Peter Barton, a former partner at Travers Smith, who now holds several non-executive directorships including with Alliance & Leicester and the Guinness Trust Group, recently offered some sound advice to lawyers considering a career change. He was generally upbeat about their overall chances of success (The Lawyer, 1 May). While I agree that change comes easily for the lucky few, for most it is seriously hard work.
In fact, not all lawyers can make the shift into another career. And for those who do, not only is it hard work, but it is also challenging. For a start, they have to battle against the stereotypical image of their profession. Despite living in a modern and apparently open-minded society that talks a lot about diversity, we are still suspicious of people reinventing (or rebranding) themselves.

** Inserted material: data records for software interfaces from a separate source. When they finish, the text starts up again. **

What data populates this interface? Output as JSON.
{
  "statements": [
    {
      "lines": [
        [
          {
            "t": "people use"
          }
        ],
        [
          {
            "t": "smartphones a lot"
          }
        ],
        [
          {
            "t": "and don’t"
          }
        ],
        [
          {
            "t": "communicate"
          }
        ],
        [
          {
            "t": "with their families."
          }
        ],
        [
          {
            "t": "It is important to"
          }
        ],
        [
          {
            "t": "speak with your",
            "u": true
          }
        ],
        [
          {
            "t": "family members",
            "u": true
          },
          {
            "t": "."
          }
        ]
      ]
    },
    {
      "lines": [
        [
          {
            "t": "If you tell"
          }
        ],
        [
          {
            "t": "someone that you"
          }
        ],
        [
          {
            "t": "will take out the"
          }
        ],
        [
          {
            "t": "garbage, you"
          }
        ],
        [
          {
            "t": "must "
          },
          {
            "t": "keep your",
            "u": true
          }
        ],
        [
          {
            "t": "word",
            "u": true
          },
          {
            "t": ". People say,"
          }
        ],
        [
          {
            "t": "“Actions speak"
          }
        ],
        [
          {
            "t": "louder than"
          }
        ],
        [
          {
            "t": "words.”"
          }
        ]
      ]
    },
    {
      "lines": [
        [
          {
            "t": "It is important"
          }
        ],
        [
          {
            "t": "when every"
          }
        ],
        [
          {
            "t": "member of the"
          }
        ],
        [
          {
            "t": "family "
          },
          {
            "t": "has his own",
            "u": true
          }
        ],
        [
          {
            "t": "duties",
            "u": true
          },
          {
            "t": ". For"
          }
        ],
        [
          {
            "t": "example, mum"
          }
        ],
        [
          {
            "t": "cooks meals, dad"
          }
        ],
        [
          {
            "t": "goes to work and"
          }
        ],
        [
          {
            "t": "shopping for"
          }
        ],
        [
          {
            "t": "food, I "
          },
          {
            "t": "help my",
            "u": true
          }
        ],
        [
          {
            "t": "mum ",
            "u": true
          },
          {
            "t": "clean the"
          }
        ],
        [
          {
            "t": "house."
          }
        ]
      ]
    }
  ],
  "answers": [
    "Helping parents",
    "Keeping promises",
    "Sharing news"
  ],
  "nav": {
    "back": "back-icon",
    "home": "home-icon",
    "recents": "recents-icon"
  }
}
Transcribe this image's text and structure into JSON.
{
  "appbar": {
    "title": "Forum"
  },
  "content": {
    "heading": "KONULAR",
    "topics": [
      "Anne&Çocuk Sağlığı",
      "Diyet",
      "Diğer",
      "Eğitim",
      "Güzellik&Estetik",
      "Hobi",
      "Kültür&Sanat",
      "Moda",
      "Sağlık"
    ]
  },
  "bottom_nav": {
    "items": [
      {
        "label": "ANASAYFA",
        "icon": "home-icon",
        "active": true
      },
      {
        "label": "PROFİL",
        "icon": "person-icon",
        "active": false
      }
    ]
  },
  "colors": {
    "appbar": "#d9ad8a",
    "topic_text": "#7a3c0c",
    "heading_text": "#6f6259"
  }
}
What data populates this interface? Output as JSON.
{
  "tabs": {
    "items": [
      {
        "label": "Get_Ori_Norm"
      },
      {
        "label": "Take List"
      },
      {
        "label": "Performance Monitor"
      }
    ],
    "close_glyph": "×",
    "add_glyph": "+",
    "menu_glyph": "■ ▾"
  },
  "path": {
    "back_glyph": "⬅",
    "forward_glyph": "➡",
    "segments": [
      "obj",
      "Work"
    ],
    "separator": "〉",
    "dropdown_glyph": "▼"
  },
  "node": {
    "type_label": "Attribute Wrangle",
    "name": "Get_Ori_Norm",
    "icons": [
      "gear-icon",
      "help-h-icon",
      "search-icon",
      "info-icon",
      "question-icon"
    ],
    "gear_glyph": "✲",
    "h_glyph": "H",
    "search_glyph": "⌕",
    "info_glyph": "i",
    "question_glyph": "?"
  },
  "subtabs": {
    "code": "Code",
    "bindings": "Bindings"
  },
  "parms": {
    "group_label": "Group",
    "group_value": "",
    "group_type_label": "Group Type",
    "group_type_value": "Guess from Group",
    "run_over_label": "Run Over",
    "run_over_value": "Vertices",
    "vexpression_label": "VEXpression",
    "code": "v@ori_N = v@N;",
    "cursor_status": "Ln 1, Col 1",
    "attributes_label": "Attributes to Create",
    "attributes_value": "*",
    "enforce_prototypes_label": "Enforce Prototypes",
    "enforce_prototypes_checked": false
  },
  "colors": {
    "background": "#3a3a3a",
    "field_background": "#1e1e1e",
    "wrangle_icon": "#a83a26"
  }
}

To illustrate the point, many lawyers seeking a career change are too quick to redraft their CV and shoot it off to all and sundry. They overlook the fact that most headhunters act on specific mandates that are agreed with their clients and then are carefully planned and researched. The process used to define their ‘ideal applicant’ also reduces the opportunity for lateral thought on a wider range of candidates. So, if you do not immediately fit the bill because your CV has ‘lawyer’ all over it, you are not going to get a look in. Far better to spend time and effort on influencing and changing the perceptions of those who have to assess you.
Reconstruction and reinvention takes work. The first step is to understand very clearly who you are beneath the lawyer’s gown. You may find it helpful to look back over your career as if it were a house you have been building and making additions to over time. By deconstructing it and examining its components, you will see how many other structures you could make with those same parts. In addition, you will understand what has underpinned your career success and this will also give you greater insight into your personal motivations, passions and needs.
The exercise of reinvention is a serious business exercise that requires its own business plan. It never fails to surprise me how many people develop intricate business plans for their practice, but fail to do so for themselves. After all, we would not go on an important journey without a travel plan that recognises where we are now, confirms our destination and identifies other options – so why do that with our career?
As many lawyers view their careers in the context of ‘I’m only a lawyer’, they can find it difficult or even impossible to see their strengths and inherent skills as others see them, and thereby make the necessary links to other careers.
Everyone plots their life and career in their own way, but there are some general guidelines that can and do help. As with any new practice, launching a clear road map, with options and contingencies is crucial, but of all the activities necessary to achieve the right outcome, the most critical is networking.
Networking is by far the most effective and successful method of changing career. It provides a safe opportunity to talk with others to gain personal feedback and insight into the careers of others and their businesses. It can, crucially, be used to ‘market test’ your own value and personal proposition and to learn how best to respond to the market’s expectations and existing perceptions of the ‘box’ you’re in.
As with any marketing document, you can change the way you present yourself to emphasise or de-emphasise specifics, as appropriate, just as an artist uses colours, shadow and light to change the viewer’s perception of the picture. The way in which you present your information, as well as the language you use, will change how people respond to you.
But for those who wonder, given all the difficulties, whether they can change tack or go plural and develop a portfolio career after a lifetime in law, there are countless examples of people, including Peter Barton, who have successfully done just that.